Protection of personal data: technical and political complexity
Regulating the ownership of data produced in virtual environment.
If Property Right was more deeply regulated in the 19th Century and the Intellectual Property in the 20th, the 21st Century is challenging in relation to regulating the ownership of data produced in virtual environment induced by websites, applications or softwares – also known as personal data. In other words, if Intellectual Property is aimed at protecting Scientific and Artistic creations resulted from someone action, Personal Data Protection is aimed at limiting information gathering of individuals in order to assure Fundamental Rights provided by the Brazilian Federal Constitution and the Human Rights Treaties signed by Brazil.
Recently, the scandal involving the use of personal data of Facebook users by the Cambridge Analytics Policy Consulting indicates how this data use may impact in people’s future decisions. From the legal perspective, the United States do not have a specific legislation towards personal data protection, but only towards protection of data related to children and consumers.
By the other hand, the European Union has a specific Directive about this subject since 1995 (45/46/EC), resulting from OECD recommendations declared in 1988 and focusing on individual guarantees. The Directive will be replaced by the General Regulations for Data Protection, which will enter in force on May 25th. This legislative disagreement lead both US and EU to the “Safe Harbour Privacy Principles” so that American companies would ensure in American floor the same level of data protection as those set out in Europe.
The Safe Harbour Agreement was cancelled in 2015 by the European Court of Justice on behalf of action delivered by an Austrian lawyer in 2013 in which he claimed that the data protection had been violated regarding the action of the National Security Agency (NSA), whose violations were exposed by Edward Snowden, a former NSA Agent. However, because of the economic importance that data protection represents in the current global economy, a new deal called “EU-US Privacy Shield” was signed in 2016.

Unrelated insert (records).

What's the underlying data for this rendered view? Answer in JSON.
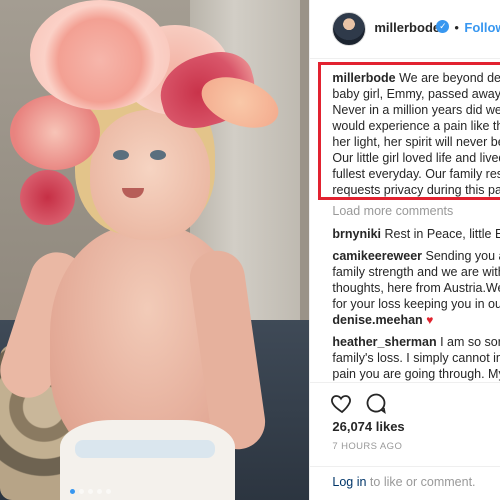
{
  "photo": {
    "alt": "photo",
    "carousel_dots": 5,
    "active_dot": 1
  },
  "header": {
    "username": "millerbode",
    "verified_badge": "verified-badge-icon",
    "separator": "•",
    "follow_label": "Follow"
  },
  "caption": {
    "username": "millerbode",
    "lines": [
      "We are beyond deva",
      "baby girl, Emmy, passed away ye",
      "Never in a million years did we t",
      "would experience a pain like this",
      "her light, her spirit will never be",
      "Our little girl loved life and lived",
      "fullest everyday. Our family respe",
      "requests privacy during this pain"
    ],
    "highlight_color": "#e22230"
  },
  "load_more": "Load more comments",
  "comments": [
    {
      "username": "brnyniki",
      "lines": [
        "Rest in Peace, little Emm"
      ]
    },
    {
      "username": "camikeereweer",
      "lines": [
        "Sending you and",
        "family strength and we are with y",
        "thoughts, here from Austria.We a",
        "for your loss keeping you in our"
      ]
    },
    {
      "username": "denise.meehan",
      "lines": [
        ""
      ],
      "emoji": "♥"
    },
    {
      "username": "heather_sherman",
      "lines": [
        "I am so sorry t",
        "family's loss. I simply cannot ima",
        "pain you are going through. My"
      ]
    }
  ],
  "actions": {
    "like_icon": "heart-icon",
    "comment_icon": "comment-icon",
    "likes": "26,074 likes",
    "time": "7 HOURS AGO",
    "login_link": "Log in",
    "login_rest": "to like or comment."
  },
  "colors": {
    "accent": "#3897f0",
    "text": "#262626",
    "muted": "#999999",
    "link_dark": "#003569"
  }
}
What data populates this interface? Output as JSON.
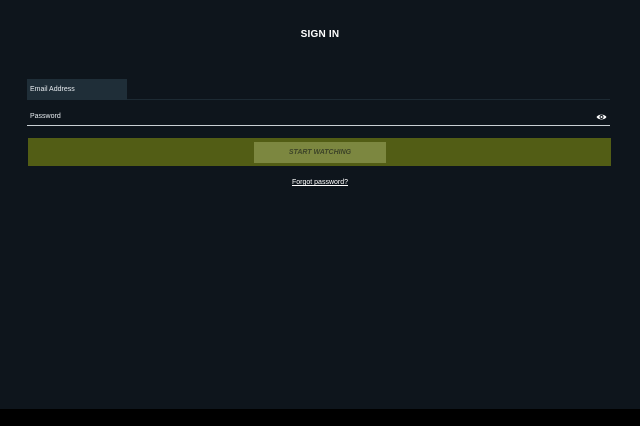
{
  "signin": {
    "title": "SIGN IN",
    "email_label": "Email Address",
    "password_label": "Password",
    "submit_label": "START WATCHING",
    "forgot_label": "Forgot password?"
  },
  "icons": {
    "password_toggle": "eye-icon"
  },
  "colors": {
    "background": "#0e151c",
    "cta_bar": "#525d15",
    "cta_button": "#7c8740",
    "field_focus": "#1f2e38"
  }
}
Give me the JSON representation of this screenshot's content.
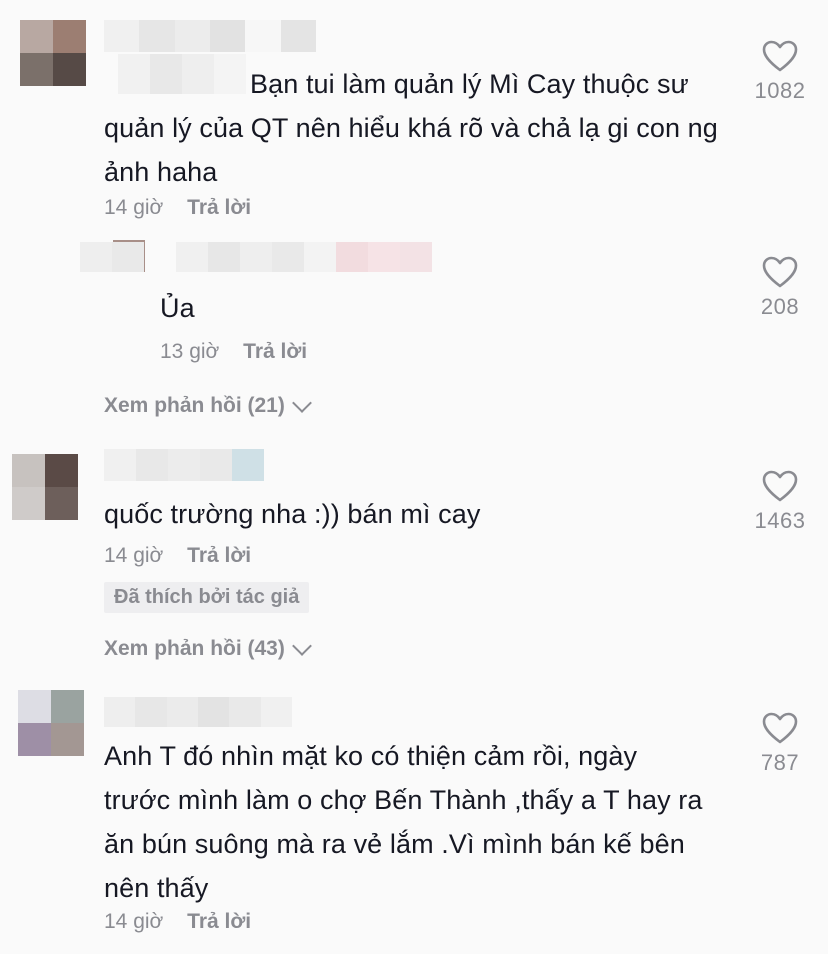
{
  "comments": [
    {
      "text": "Bạn tui làm quản lý Mì Cay thuộc sư quản lý của QT nên hiểu khá rõ và chả lạ gi con ng ảnh haha",
      "time": "14 giờ",
      "reply_label": "Trả lời",
      "likes": "1082",
      "reply": {
        "text": "Ủa",
        "time": "13 giờ",
        "reply_label": "Trả lời",
        "likes": "208"
      },
      "view_replies": "Xem phản hồi (21)"
    },
    {
      "text": "quốc trường nha :)) bán mì cay",
      "time": "14 giờ",
      "reply_label": "Trả lời",
      "liked_by_author": "Đã thích bởi tác giả",
      "likes": "1463",
      "view_replies": "Xem phản hồi (43)"
    },
    {
      "text": "Anh T đó nhìn mặt ko có thiện cảm rồi, ngày trước mình làm o chợ Bến Thành ,thấy a T hay ra ăn bún suông mà ra vẻ lắm .Vì mình bán kế bên nên thấy",
      "time": "14 giờ",
      "reply_label": "Trả lời",
      "likes": "787"
    }
  ],
  "icons": {
    "like": "heart-outline-icon",
    "expand": "chevron-down-icon"
  },
  "colors": {
    "text": "#161823",
    "muted": "#8a8b91",
    "background": "#fafafa",
    "badge_bg": "#eeeef0"
  }
}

The debate on clear rules for use and protection of personal data as an economic asset has also motivated the proposal of a Law on this theme in Brazil. At this moment there are 3 Bills running on at the Congress, which are: The PL 4060/2012, which Author is the Representative Milton Monti (PR/SP); the PL 5276/2016, delivered by the Government; and the PLS 330/2013, which Author is the Senator Antonio Carlos Valadares (PSB/SE). These are the Bills that are leading the discussions until now. A Special Committee was appointed to analyze the Bill 4060/2012. Since both Bills are related to the same subject, the Bill 5276/2016 now runs together with the Bill 4060/2012 under discussions in the Special Committee. Meanwhile, in the Senate, the Bill PLS 330/2013, which incorporated the Bills PLS 131/2014 and PLS 181/2014. The Reports on these Bills have already been approved in the Science and Technology Committee (CST) and in the Environment, Consumer Protection and Supervision and Control Committee (CMA). At this moment, the Bill is under discussion in the Economic issues Committee (CAE), where Senator Ricardo Ferraço (PSDB/ES) was chosen as Rapporteur. After that, the Bill will be sent to the Constitution and Justice Committee and to the Plenary Floor. According to the Senate Internal Rules, the Bill 4060/2012, which run over the Bill 5276/2016, will have provenience over the PLS 330/2014 when the former goes from the House of Representative to the Senate.

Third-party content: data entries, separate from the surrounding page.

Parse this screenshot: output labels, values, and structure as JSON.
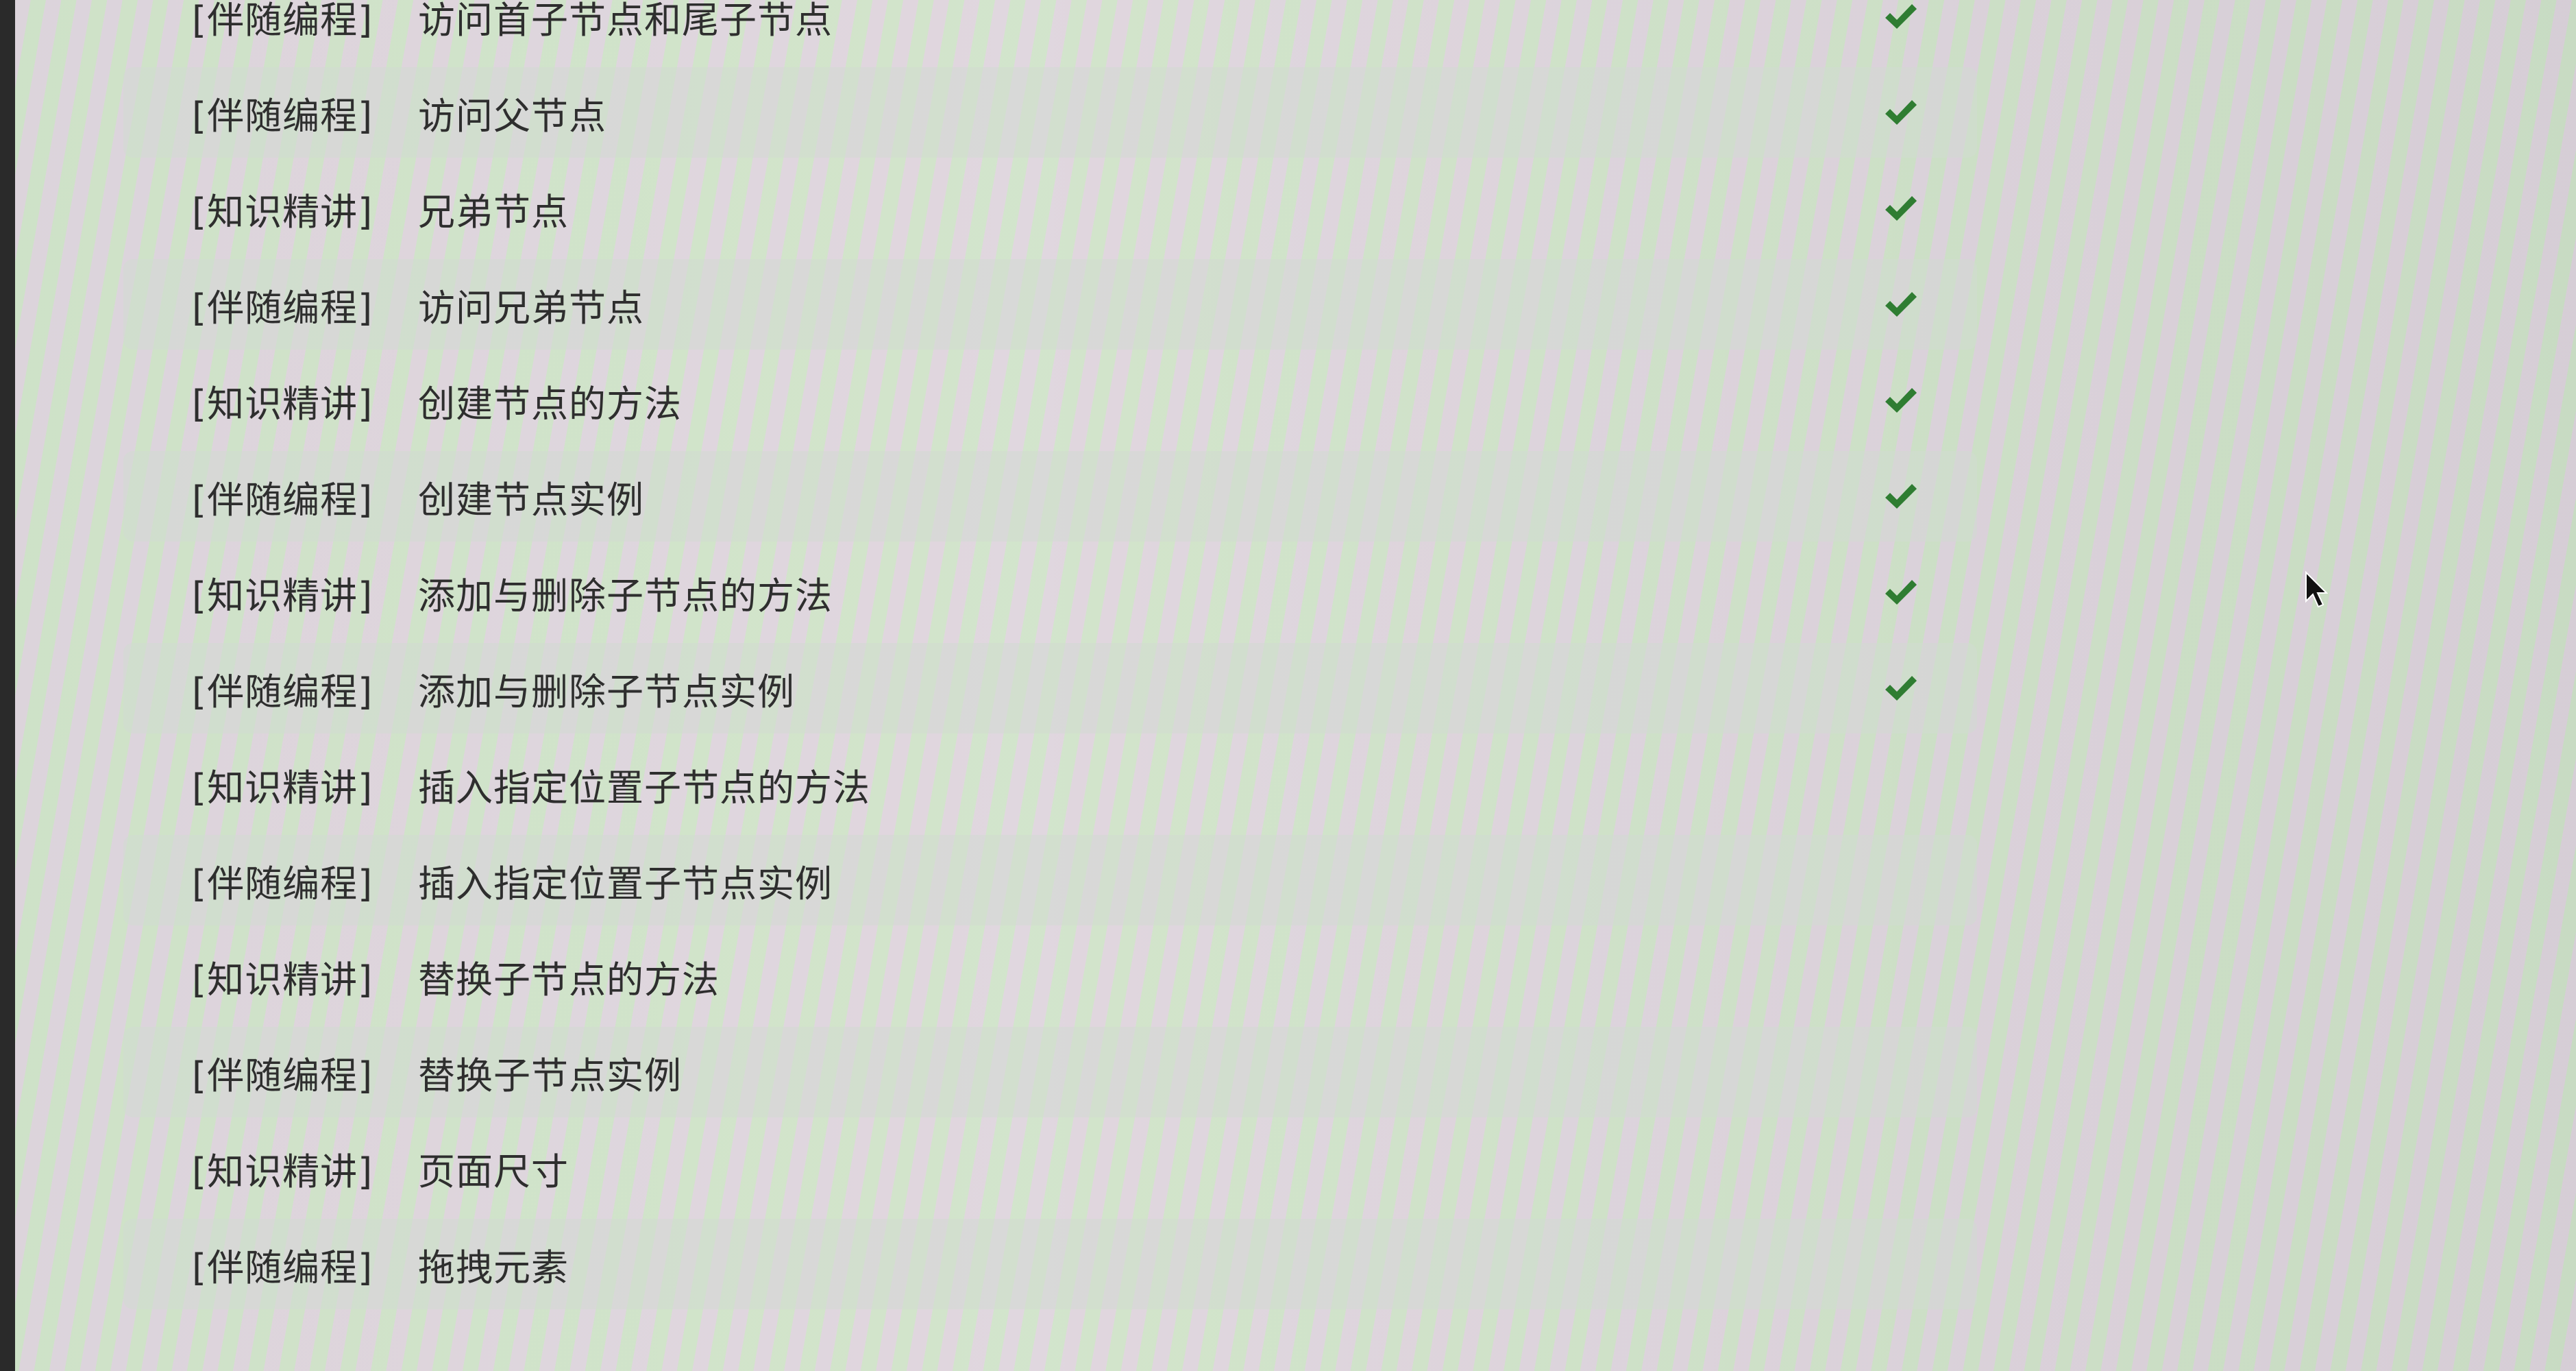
{
  "course": {
    "lessons": [
      {
        "tag": "[伴随编程]",
        "title": "访问首子节点和尾子节点",
        "completed": true
      },
      {
        "tag": "[伴随编程]",
        "title": "访问父节点",
        "completed": true
      },
      {
        "tag": "[知识精讲]",
        "title": "兄弟节点",
        "completed": true
      },
      {
        "tag": "[伴随编程]",
        "title": "访问兄弟节点",
        "completed": true
      },
      {
        "tag": "[知识精讲]",
        "title": "创建节点的方法",
        "completed": true
      },
      {
        "tag": "[伴随编程]",
        "title": "创建节点实例",
        "completed": true
      },
      {
        "tag": "[知识精讲]",
        "title": "添加与删除子节点的方法",
        "completed": true
      },
      {
        "tag": "[伴随编程]",
        "title": "添加与删除子节点实例",
        "completed": true
      },
      {
        "tag": "[知识精讲]",
        "title": "插入指定位置子节点的方法",
        "completed": false
      },
      {
        "tag": "[伴随编程]",
        "title": "插入指定位置子节点实例",
        "completed": false
      },
      {
        "tag": "[知识精讲]",
        "title": "替换子节点的方法",
        "completed": false
      },
      {
        "tag": "[伴随编程]",
        "title": "替换子节点实例",
        "completed": false
      },
      {
        "tag": "[知识精讲]",
        "title": "页面尺寸",
        "completed": false
      },
      {
        "tag": "[伴随编程]",
        "title": "拖拽元素",
        "completed": false
      }
    ]
  },
  "colors": {
    "check": "#2f7d32",
    "text": "#2e2e2e"
  },
  "icons": {
    "completed": "check-icon",
    "pointer": "mouse-cursor-icon"
  }
}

Although praised and recognized as complementary to the Brazilian Civil Rights Framework for the Internet (Law nº 12,965/2014), the Bill 5276/2016 has been also criticized, especially for the absence of a specific authority to implement and supervise personal data protection, what is recommended by OECD. The government of President Temer seeks a way to propose the creation of this Authority, since the original Bill delivered during the last Government of President Rousseff does not propose it. This is a challenge to be overcome by President Temer in order to comply with this requirement of OECD to accept Brazil as an effective member.. The situation is challenging due to the named “Initiative Reserve”, which restricts to the Government the creation of bodies in the Executive branch in accordance with Article 61 §1º, II. “e” of the Brazilian Federal Constitution. This restriction blocks the government to deliver an Amendment introducing the Authority directly in the Bill PL 5276/2016 through an allied Representative, what would be a shortcut. A possible alternative would be the proposal of a new Bill by the Government introducing the Authority, respecting the “Initiative Reserve”, and negotiating with the House Speaker to make Bill PL 5276/2016 and the new Bill to run together since they are on the same theme, what would speed up the process. . Apparently, the political chess for regulating personal data protection has been shown to be as complex as the technical content inherent to this theme.

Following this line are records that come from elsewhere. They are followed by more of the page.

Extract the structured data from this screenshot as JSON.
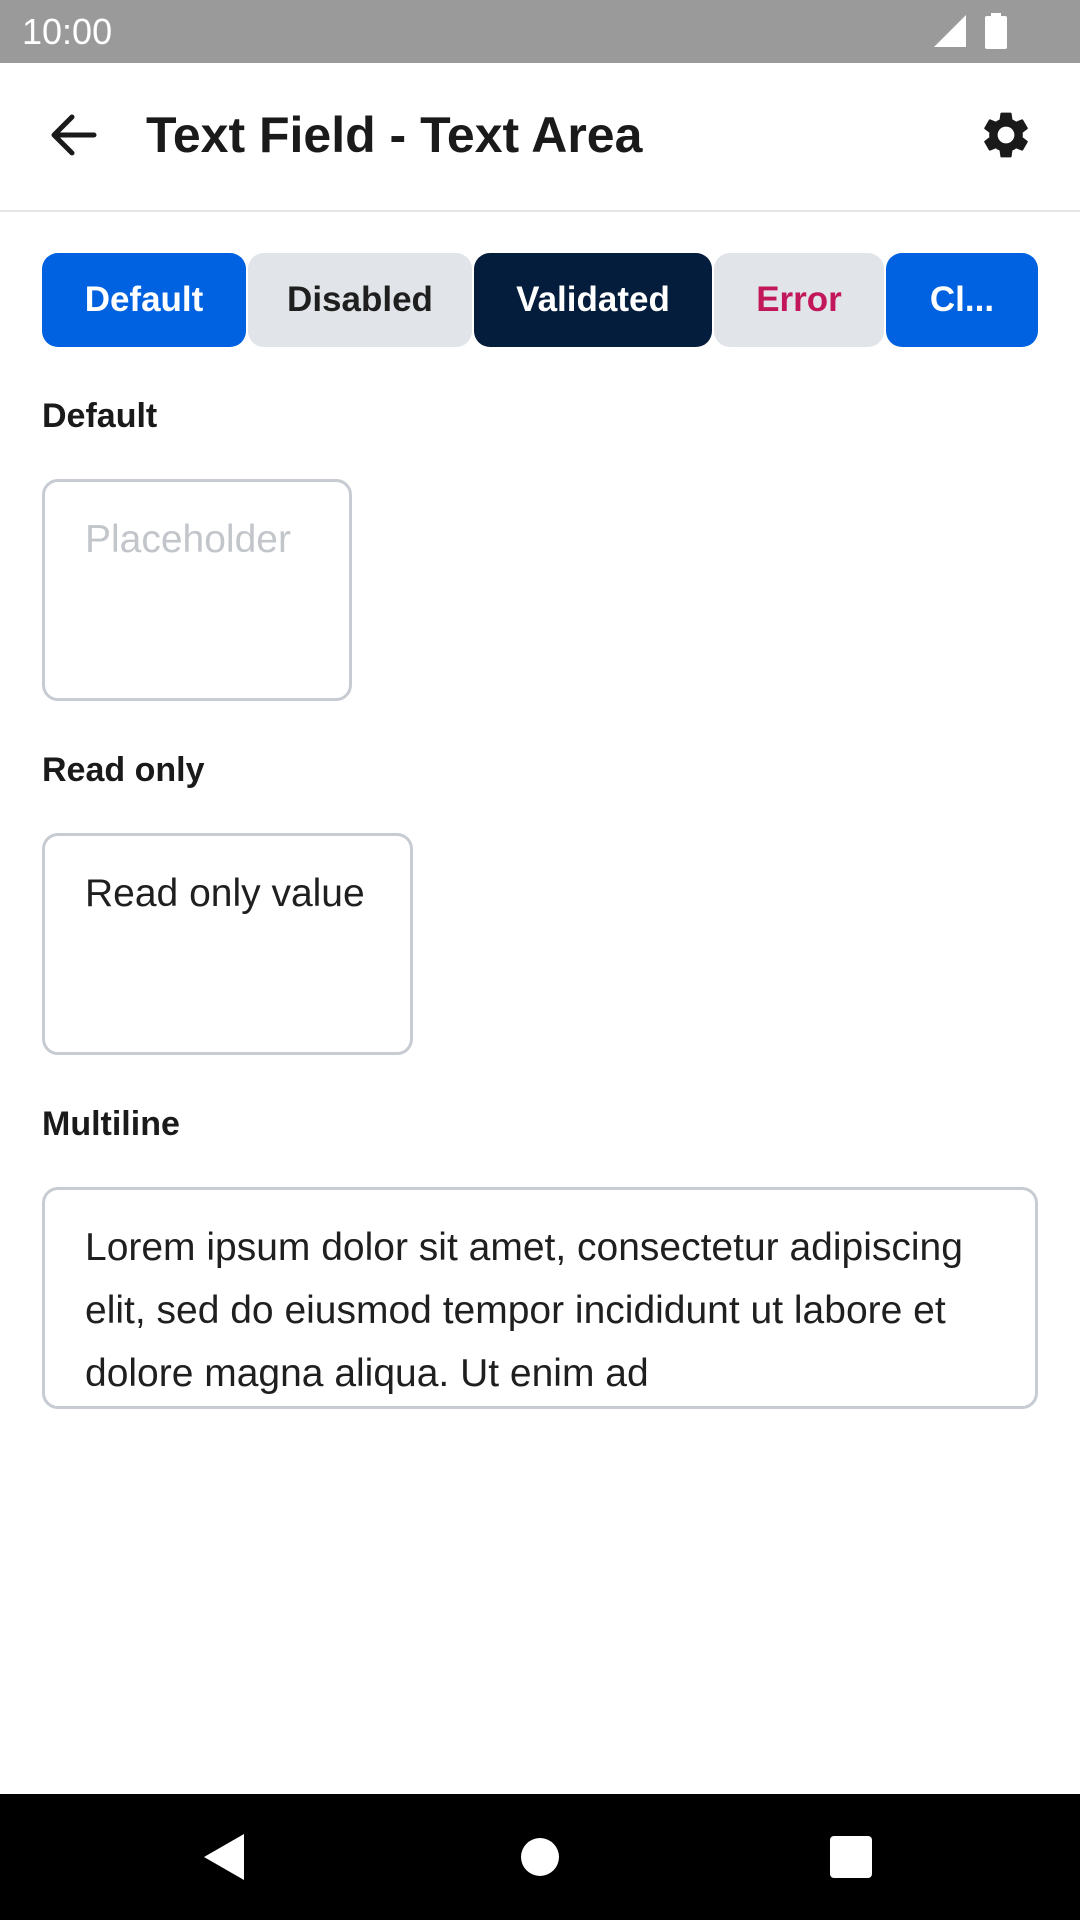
{
  "status_bar": {
    "time": "10:00"
  },
  "app_bar": {
    "title": "Text Field - Text Area"
  },
  "tabs": [
    {
      "label": "Default"
    },
    {
      "label": "Disabled"
    },
    {
      "label": "Validated"
    },
    {
      "label": "Error"
    },
    {
      "label": "Cl..."
    }
  ],
  "sections": {
    "default": {
      "label": "Default",
      "placeholder": "Placeholder"
    },
    "read_only": {
      "label": "Read only",
      "value": "Read only value"
    },
    "multiline": {
      "label": "Multiline",
      "value": "Lorem ipsum dolor sit amet, consectetur adipiscing elit, sed do eiusmod tempor incididunt ut labore et dolore magna aliqua. Ut enim ad"
    }
  },
  "colors": {
    "primary": "#0062e0",
    "validated": "#051d3d",
    "error_text": "#c2185b",
    "tab_neutral": "#e1e4e8"
  }
}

 A “directive” is a legislative act that sets out a goal that all EU countries must achieve. However, it is up to the individual countries to devise their own laws on how to reach these goals. One example is the EU consumer rights directive, which strengthens rights for consumers across the EU, for example by eliminating hidden charges and costs on the internet, and extending the period under which consumers can withdraw from a sales contract.